Our hearts can be broken.
And religion will never understand why that is. Humans will.
Nostalgia through the lens of fear can lead to what Erich Fromm described as a flight from the freedom that is waiting for you; a new life, with more choices. Instead we turn back to the comfort of the enslavement of the known and familiar be it a reclusive life, an abusive relationship or a stifling job.
Or you know.
I am confounded by the desire for people who are atheists to ask for a non-religious chaplain. I’ve never heard such an oxymoron. A chaplain is one of the strongest symbols of the representation of God. Why would atheists want to second religious language? When I responded to a request for the chaplain, I knew I was bringing into that room the idea of God to that person-their idea, their concept of God, not mine.
Of gods. Not God. There are many gods out there after all.
Because there exists an ethos within atheism that many subscribe to called “humanism“. There are also other services like acting as celebrants that the Chaplain service does. Humanist Celebrants are a thing. Atheists also live in the culture of their religious backgrounds. I Would want a Hindu wedding despite being an atheist because Hindusim is part of who I am and despite not believing in it, it’s my culture too.
I also refuse to wear a tuxedo when I can look like this….
As a chaplain I have witnessed an emotional change in the air when a priest is called to provide sacrament of the sick prior to surgery. I stood at the end of the bed in the emergency room, the family surrounding their father. There was a palpable sense of fear and anxiety in that small curtained cubicle. When the priest placed his vestments over his shoulders, opened his prayer book and began giving the sacrament, there was a transformation. I felt the hair on my arms and behind my neck rise and chills went up and down my spine. There was calmness, hope, faith and belief — a new energy was in the room. And for those of us who choose to believe, the energy was the Presence of God.
And do you think you influenced the outcome of the surgery more than the other people there? I am afraid the hands of whatever gods you believe in do not guide our hands.
Just education and practice. Practice, Practice, Practice.
And do you think an atheists cannot do that?
Why would followers of Hitchens, Dawkins, et al want anyone with the word chaplain in their title to visit them? Unless, they know deep in their souls that there is a language specific to the soul that comes from the language of God and not Freud.
We don’t follow Hitchens or Dawkins. I came from a Hindu background. So it would be Periyar I suppose but even that I didn’t read. I am afraid I grew up on my own. Ex-Hindu atheists are pretty rare as a group so it was on my own. I am afraid the truth is that I have only read a handful of atheist books.

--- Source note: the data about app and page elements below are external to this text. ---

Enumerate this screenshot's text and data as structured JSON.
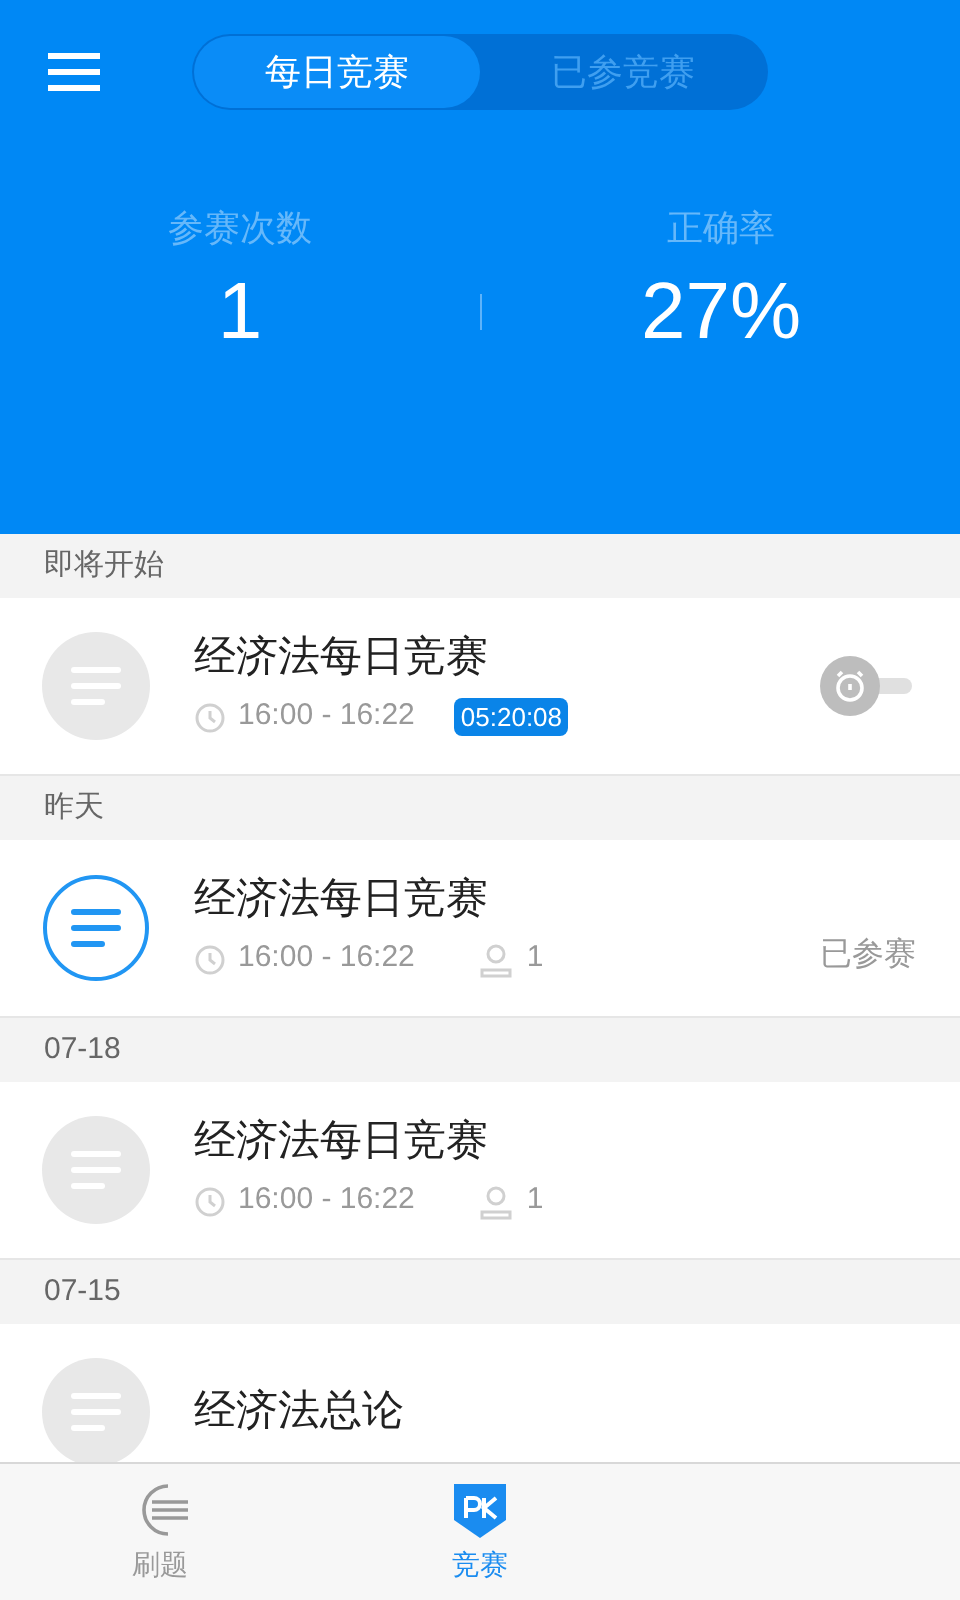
{
  "tabs": [
    {
      "label": "每日竞赛",
      "selected": true
    },
    {
      "label": "已参竞赛",
      "selected": false
    }
  ],
  "stats": [
    {
      "label": "参赛次数",
      "value": "1"
    },
    {
      "label": "正确率",
      "value": "27%"
    }
  ],
  "sections": [
    {
      "title": "即将开始",
      "items": [
        {
          "title": "经济法每日竞赛",
          "active": false,
          "time": "16:00 - 16:22",
          "countdown": "05:20:08",
          "alarm": {
            "on": false
          }
        }
      ]
    },
    {
      "title": "昨天",
      "items": [
        {
          "title": "经济法每日竞赛",
          "active": true,
          "time": "16:00 - 16:22",
          "participants": "1",
          "status": "已参赛"
        }
      ]
    },
    {
      "title": "07-18",
      "items": [
        {
          "title": "经济法每日竞赛",
          "active": false,
          "time": "16:00 - 16:22",
          "participants": "1"
        }
      ]
    },
    {
      "title": "07-15",
      "items": [
        {
          "title": "经济法总论",
          "active": false
        }
      ]
    }
  ],
  "nav": [
    {
      "label": "刷题",
      "kind": "list",
      "selected": false
    },
    {
      "label": "竞赛",
      "kind": "pk",
      "selected": true
    }
  ]
}
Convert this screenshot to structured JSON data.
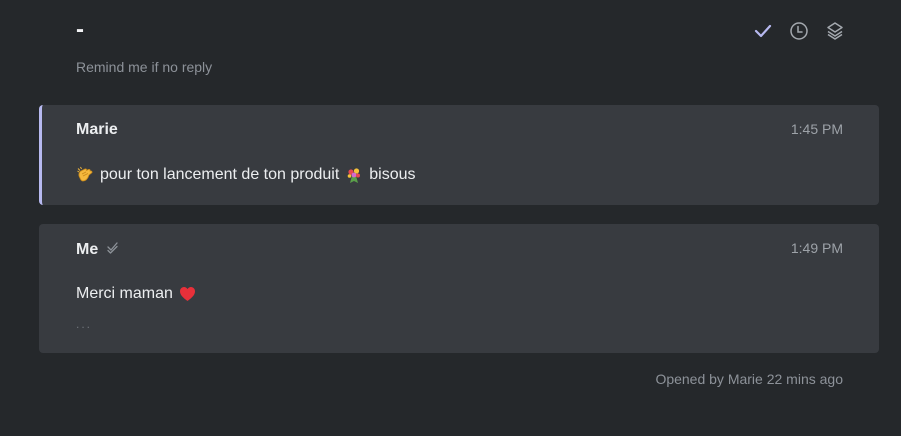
{
  "thread": {
    "title": "-",
    "remind_label": "Remind me if no reply"
  },
  "toolbar": {
    "icons": [
      "check-icon",
      "clock-icon",
      "layers-icon"
    ]
  },
  "messages": [
    {
      "sender": "Marie",
      "time": "1:45 PM",
      "emoji_before": "clapping-hands-emoji",
      "text": "pour ton lancement de ton produit",
      "emoji_after": "bouquet-emoji",
      "text_after": "bisous"
    },
    {
      "sender": "Me",
      "sender_icon": "double-check-icon",
      "time": "1:49 PM",
      "text": "Merci maman",
      "emoji_after": "red-heart-emoji",
      "ellipsis": "..."
    }
  ],
  "footer": {
    "status": "Opened by Marie 22 mins ago"
  },
  "colors": {
    "background": "#25282b",
    "card": "#383b40",
    "accent": "#b7b9f0",
    "check": "#b7b9f0"
  }
}
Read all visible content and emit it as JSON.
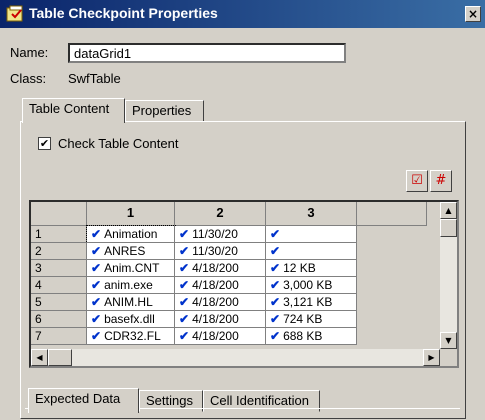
{
  "window": {
    "title": "Table Checkpoint Properties",
    "close_glyph": "×"
  },
  "name_label": "Name:",
  "name_value": "dataGrid1",
  "class_label": "Class:",
  "class_value": "SwfTable",
  "tabs": [
    "Table Content",
    "Properties"
  ],
  "check_table_content": {
    "label": "Check Table Content",
    "checked": true
  },
  "grid": {
    "columns": [
      "1",
      "2",
      "3"
    ],
    "rows": [
      {
        "num": "1",
        "cells": [
          "Animation",
          "11/30/20",
          ""
        ]
      },
      {
        "num": "2",
        "cells": [
          "ANRES",
          "11/30/20",
          ""
        ]
      },
      {
        "num": "3",
        "cells": [
          "Anim.CNT",
          "4/18/200",
          "12 KB"
        ]
      },
      {
        "num": "4",
        "cells": [
          "anim.exe",
          "4/18/200",
          "3,000 KB"
        ]
      },
      {
        "num": "5",
        "cells": [
          "ANIM.HL",
          "4/18/200",
          "3,121 KB"
        ]
      },
      {
        "num": "6",
        "cells": [
          "basefx.dll",
          "4/18/200",
          "724 KB"
        ]
      },
      {
        "num": "7",
        "cells": [
          "CDR32.FL",
          "4/18/200",
          "688 KB"
        ]
      }
    ]
  },
  "bottom_tabs": [
    "Expected Data",
    "Settings",
    "Cell Identification"
  ]
}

I have read more Greta Christina than Dawkins.
Freud? Er? We don’t use Freud in Psychiatry any more.
Or you know. Because it’s a service that is biased against atheists and is unavailable to them and has been used to denigrate them in the past and the hope is that if atheists get representation within it they will be able to affect changes that stop the discrimination. You know. Because it is a predominantly Christian service that ironically is meant to be secular but in practice is not.
What is a non-religious chaplain? A therapist. I have been blessed to have received wonderful care from different therapists: psychiatrists, social workers, psychotherapists; as have many of my patients.
There are no gods. There is no justice.
There is just us. And we have to make our own heaven. And that is all humans hope to really do. To be happy. It doesn’t matter what you believe in but that is in effect what we want in life the most. And you don’t need to have read the Bible, the Koran or the Vedas to know this and to understand what suffering is.
If you cannot listen to those who suffer without reading those books then I am afraid you don’t know what humans are really capable of doing.